Host: Markus Morgenstern

 

 

 

Monday, October 30, 2023, 4:30pm Physics lecture hall

Mario Berta (RWTH Aachen University)

Quantum Algorithm Development

 

Abstrakt: 

Information technologies based on components governed by the laws of quantum physics have long promised a transformative impact on computing. Most famously, this includes quantum computers running dramatically faster algorithms than those available for computers based on classical physics. In my talk, I will discuss the current state of quantum hardware and present a critical assessment of the landscape of quantum algorithms from an application driven perspective. Looking forward—and as improvements in quantum hardware increase the number and quality of qubits—we seek quantum algorithms that are able to showcase practical quantum advantage against state-of-the-art classical methods. Towards this goal and motivated by applications in scientific computing for condensed matter physics and computational chemistry, I will present a selection of our recently developed qubit efficient, hybrid quantum algorithms. These allow for a flexible trading between quantum circuit depth and sample complexity — while outsourcing all but the critical quantum sub-routines to classical pre- and post-processing.

 

Host: Hendrik Bluhm

 

 

Monday, October 16, 2023, 4:30pm Physics lecture hall

Philip Mertsch (RWTH Aachen University)
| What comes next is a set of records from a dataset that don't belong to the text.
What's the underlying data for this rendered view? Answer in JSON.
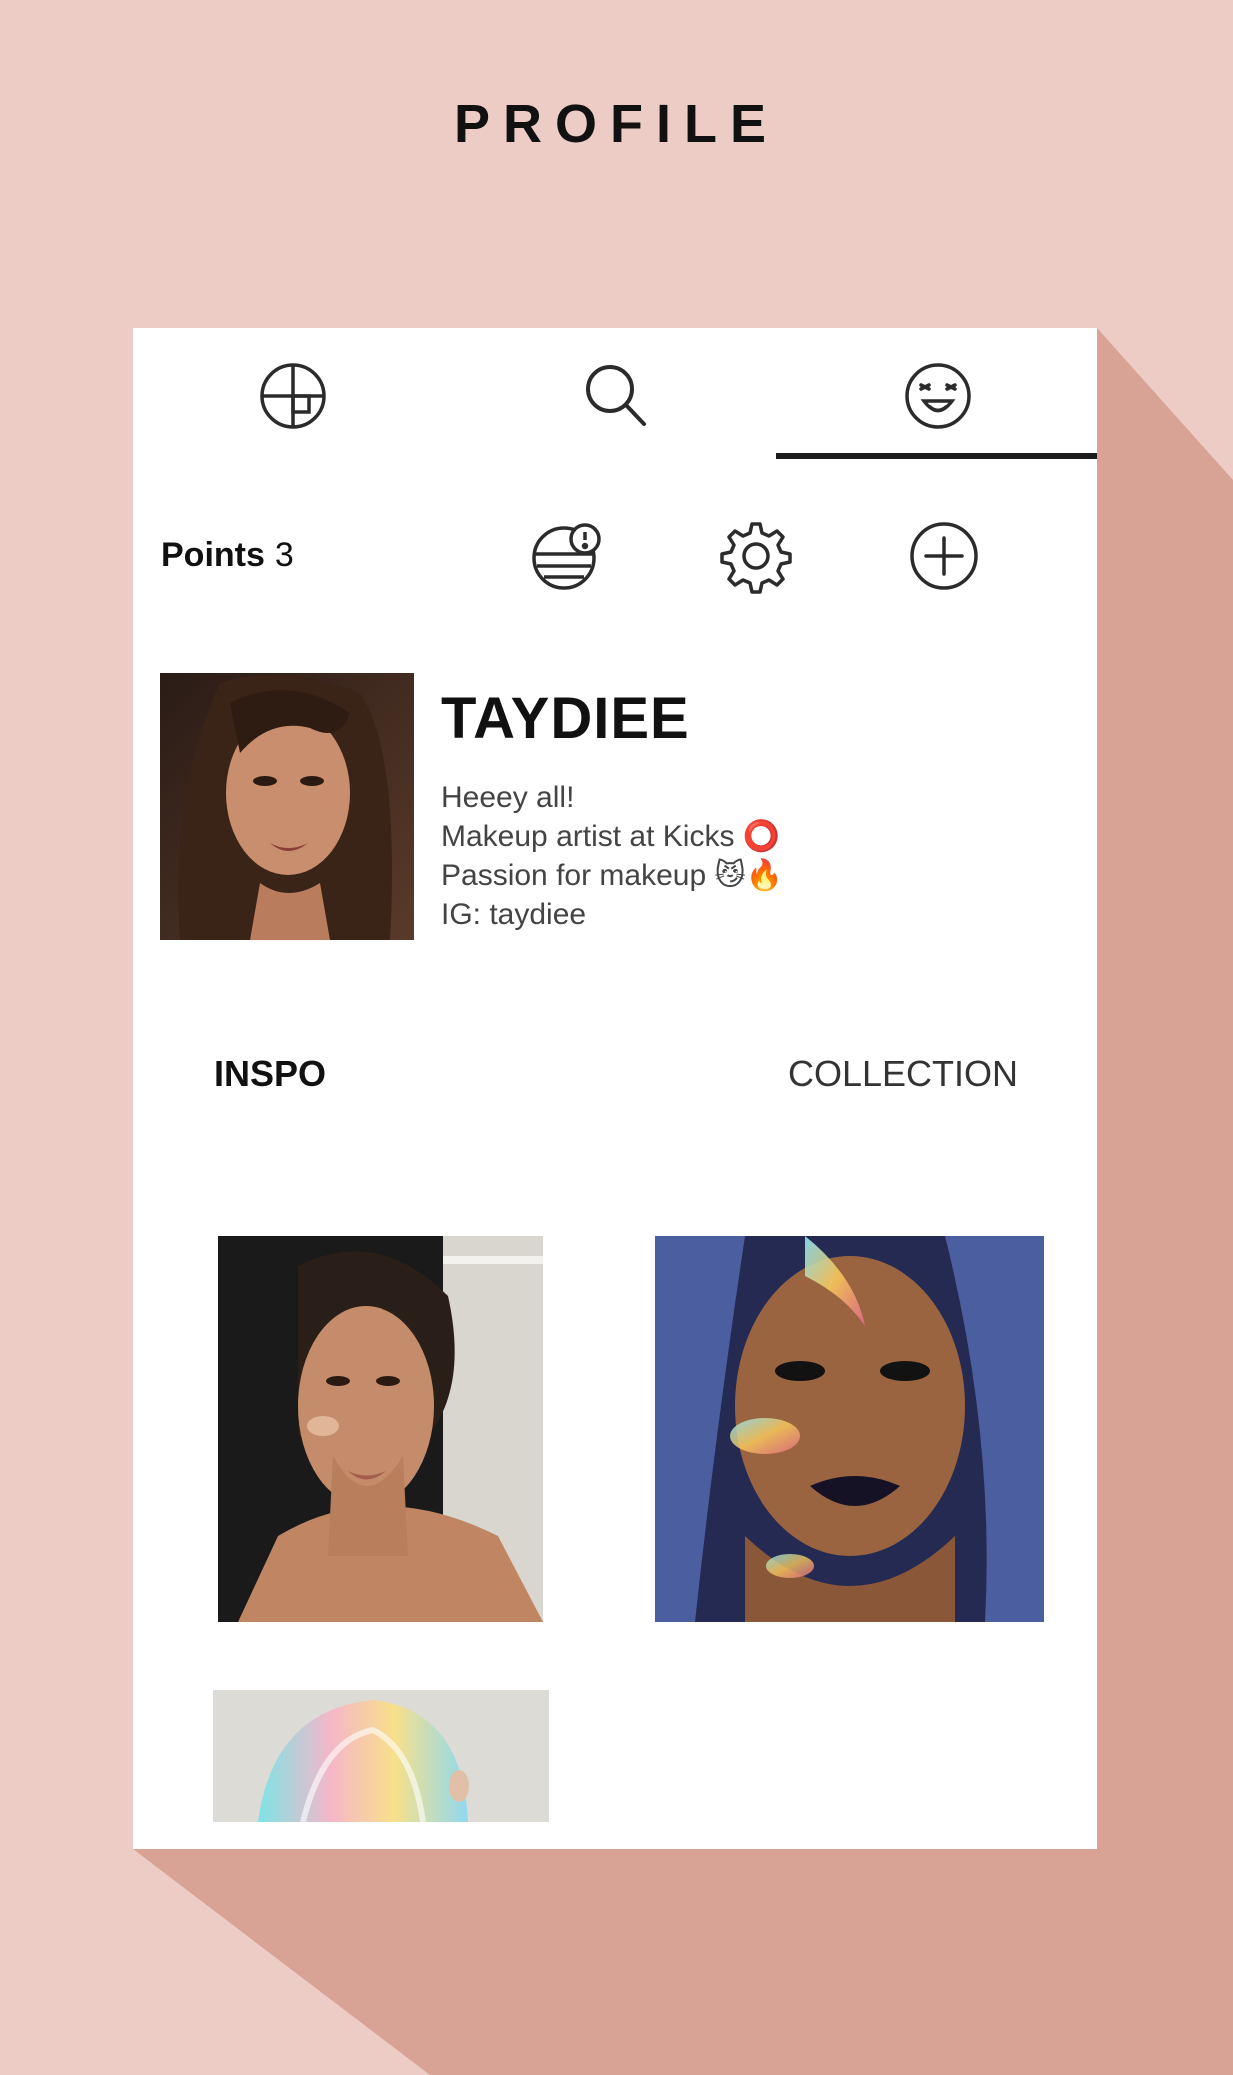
{
  "page": {
    "title": "PROFILE"
  },
  "nav": {
    "items": [
      {
        "icon": "grid-circle-icon",
        "active": false
      },
      {
        "icon": "search-icon",
        "active": false
      },
      {
        "icon": "face-icon",
        "active": true
      }
    ]
  },
  "profile": {
    "points_label": "Points",
    "points_value": "3",
    "username": "TAYDIEE",
    "bio": [
      "Heeey all!",
      "Makeup artist at Kicks ⭕",
      "Passion for makeup 😼🔥",
      "IG: taydiee"
    ]
  },
  "actions": [
    {
      "icon": "palette-badge-icon"
    },
    {
      "icon": "gear-icon"
    },
    {
      "icon": "add-icon"
    }
  ],
  "tabs": {
    "inspo": "INSPO",
    "collection": "COLLECTION",
    "selected": "INSPO"
  },
  "colors": {
    "background": "#ecccc4",
    "shadow": "#d8a395",
    "card": "#ffffff",
    "text": "#111111"
  }
}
The Galaxy under a high-energy microscope

 

Abstract:

 

The fate of the Milky Way is in the hands of high-energy, charged particles, so-called cosmic rays. Discovered over a hundred years ago, their origin is still shrouded in mystery. In the past, progress had been hampered by the scarcity of experimental data. Today, however, we are in a position to unravel the origin of cosmic rays thanks to new multi-messenger data. I will argue that experimental efforts must be guided by state-of-the-art modelling and highlight some examples of recent progress by our group on a variety of physical scales: We have found surprising features in the microscopic interactions of charged cosmic rays with turbulent magnetic fields, making use of methods from quantum field theory and modern computational paradigms like GPUs. On the intermediate scales of individual sources, cosmic rays can regulate their own transport, and we are employing machine learning to accelerate our numerical models. On the large scales, that is the size of the Galaxy, better spatial information on gas, magnetic fields and star light is needed, and I will review recent progress in reconstructing 3D maps using Bayesian variational inference.

 

Host: Stefan Schael